The Effect of Ippis in the Control of Payroll Fraud in Nigeria Public Sector
This study was on the effect of IPPIS in the control of payroll fraud in Nigeria sector. Four objectives were raised which included; To ascertain whether the implementation of the IPPIS hindered payroll fraud in the Nigerian Federal Civil Service, to ascertain the role IPPIS play in storage and updating of personnel records required for payroll administration in the Nigerian Federal Civil Service, to ascertain whether IPPIS been able to minimize leakages and wastages in the Nigerian Federal Civil Service and to ascertain the impediments to the effective implementation of IPPIS in the Nigerian Federal Civil Service. A total of 77 responses were received and validated from the enrolled participants where all respondents were drawn from Lagos state civil service commission. Hypothesis was tested using Chi-Square statistical tool (SPSS).
Chapter 1 – Objectives of the Study
The objectives of the study are;
- To ascertain whether the implementation of the IPPIS hindered payroll fraud in the Nigerian Federal Civil Service
- To ascertain the role IPPIS play in storage and updating of personnel records required for payroll administration in the Nigerian Federal Civil Service
- To ascertain whether IPPIS been able to minimize leakages and wastages in the Nigerian Federal Civil Service
- To ascertain the impediments to the effective implementation of IPPIS in the Nigerian Federal Civil Service.
Chapter 2 – Literature Review and Theoretical Framework
According to the Association of Certified Fraud Examiners, payroll fraud is the major source of accounting fraud and staff theft. The fact is, fraud perpetrated in the payroll is not avoidable, but is catchable. Any person at any time can steal. However, catching and minimizing the risk is what is emphasized. Periodically reconciling the payroll at least quarterly with persons other than the staff who prepares the payroll is the best way to do it. Payroll fraud are of two common types, the first being falsification of attendance time, this type of fraud which can be identified easily through the payroll reconciliation and staff evaluation method. The second most common type of payroll fraud is “ghost employees.” Ghost employees are employees that do not exist. Payroll fraud involves the theft of cash from government establishment through the preparations of the establishment’s payroll. Some prominent examples of payroll fraud are: Pay cheque diversions, Kickbacks, and Ghost workers. Like other forms of crimes, payroll fraud is a type of crime is prevalent at all levels of government in Nigeria. We have observed, that as a type of corruption, it continues because the society and the environment we live in today support material accomplishment (Babalobi, 2008). This represents attempt to safeguard wealth or power at government expenses by government employees. Payroll fraud thrives because of greed on the part of public officers to divert government funds to personal accounts to make quick money. Fraudster and other perpetrators see it as the quickest means to “get rich quick”. Jaja (2012) observed that, passion for worldly things, pressure for a shortcut to wealth, exaltation, and approbation of illicit riches among others account for the increased rate of crime in Nigeria. The regrettable yard stick of measuring good life in Nigeria is ostentatious living and wealth (Olaleye, 2008). It therefore shows that the unending desires for riches by whatever feasible mean contribute to fraud in public sector. According to Babalobi (2008), corruption in the public service is encouraged by weak government institutions, poor pay incentive, lack of openness and transparency. In his view, the payroll fraud apparently becomes a means to making up with the meager pay incentives. Obinna (2013) noted that, there is collaboration within the system that enhances the operation of payroll fraud. He further observed the insider influence as a means that tends to obstruct possible anxiety and arraignment of offenders. It has not been easy for the government to get to the source of the problem which is fueled by employees’ corruption
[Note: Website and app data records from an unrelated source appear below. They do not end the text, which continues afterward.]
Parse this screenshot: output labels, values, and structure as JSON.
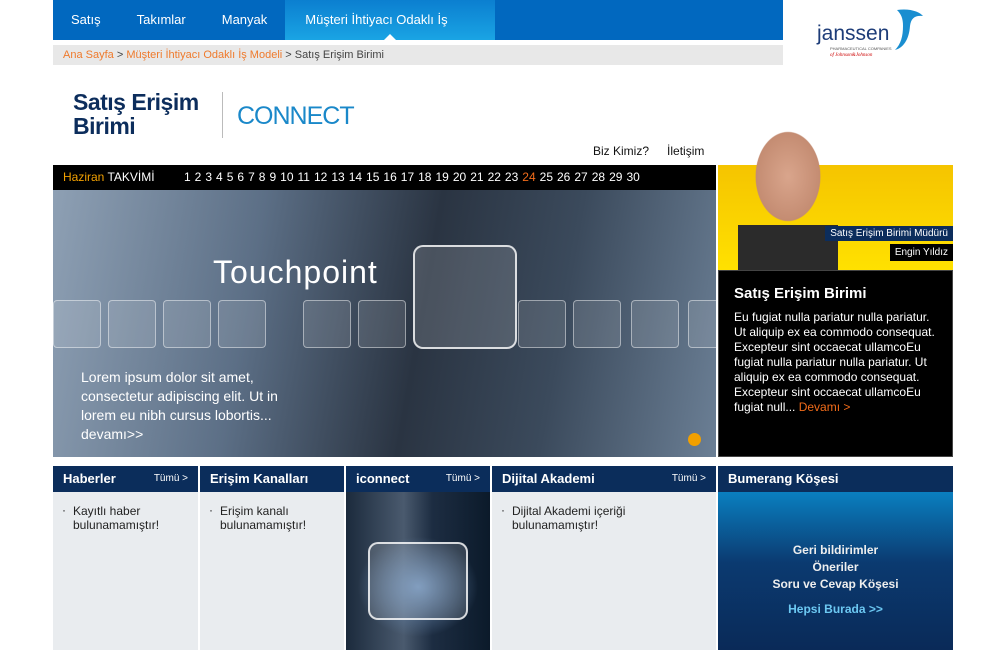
{
  "nav": {
    "items": [
      "Satış",
      "Takımlar",
      "Manyak",
      "Müşteri İhtiyacı Odaklı İş Modeli"
    ],
    "active": 3
  },
  "breadcrumb": {
    "items": [
      "Ana Sayfa",
      "Müşteri İhtiyacı Odaklı İş Modeli"
    ],
    "current": "Satış Erişim Birimi",
    "sep": ">"
  },
  "brand": {
    "logo_text": "janssen",
    "logo_sub": "PHARMACEUTICAL COMPANIES of Johnson & Johnson",
    "site_title_1": "Satış Erişim",
    "site_title_2": "Birimi",
    "connect_logo": "CONNECT"
  },
  "toplinks": [
    "Biz Kimiz?",
    "İletişim"
  ],
  "calendar": {
    "month": "Haziran",
    "label": "TAKVİMİ",
    "days": [
      "1",
      "2",
      "3",
      "4",
      "5",
      "6",
      "7",
      "8",
      "9",
      "10",
      "11",
      "12",
      "13",
      "14",
      "15",
      "16",
      "17",
      "18",
      "19",
      "20",
      "21",
      "22",
      "23",
      "24",
      "25",
      "26",
      "27",
      "28",
      "29",
      "30"
    ],
    "highlight": "24",
    "highlight_color": "#f26c1a"
  },
  "hero": {
    "title": "Touchpoint",
    "text": "Lorem ipsum dolor sit amet, consectetur adipiscing elit. Ut in lorem eu nibh cursus lobortis... devamı>>"
  },
  "profile": {
    "role": "Satış Erişim Birimi Müdürü",
    "name": "Engin Yıldız",
    "heading": "Satış Erişim Birimi",
    "text": "Eu fugiat nulla pariatur nulla pariatur. Ut aliquip ex ea commodo consequat. Excepteur sint occaecat ullamcoEu fugiat nulla pariatur nulla pariatur. Ut aliquip ex ea commodo consequat. Excepteur sint occaecat ullamcoEu fugiat null...",
    "more": "Devamı >"
  },
  "columns": [
    {
      "title": "Haberler",
      "more": "Tümü >",
      "text": "Kayıtlı haber bulunamamıştır!"
    },
    {
      "title": "Erişim Kanalları",
      "text": "Erişim kanalı bulunamamıştır!"
    },
    {
      "title": "iconnect",
      "more": "Tümü >"
    },
    {
      "title": "Dijital Akademi",
      "more": "Tümü >",
      "text": "Dijital Akademi içeriği bulunamamıştır!"
    },
    {
      "title": "Bumerang Köşesi",
      "lines": [
        "Geri bildirimler",
        "Öneriler",
        "Soru ve Cevap Köşesi"
      ],
      "link": "Hepsi Burada >>"
    }
  ]
}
This work is anchored on the White Collar Theory which was pioneered by Sutherland in 1939 and it generally means a crime committed by a person of respectability and high social status in the course of his/her occupation (Sutherland, 1939 as cited in Okoye & Gbegi 2013).Ghost workers’ schemes are perpetrated mainly by those staff that are trusted and occupy positions of responsibility. They have the access to the system’s records and where one staff has multiple responsibilities in the payroll process, he becomes vulnerable to committing fraud. When a key staff in charge of inputting the personnel records of the staff in the Ministry is also involved in the verification process, he can easily manipulate names of dead or retired staff as current and fix in fictitious details. These varied types of white collar crimes in business and the professions consist principally of violation of delegated or implied trust. The United States Justice Department defines white collar crime as involving criminals who occupy positions of responsibility and trust in government, industry, the professions and civil organizations; who perform illegal acts that employ deceit and concealment rather than the application of force.[email protected].[email protected].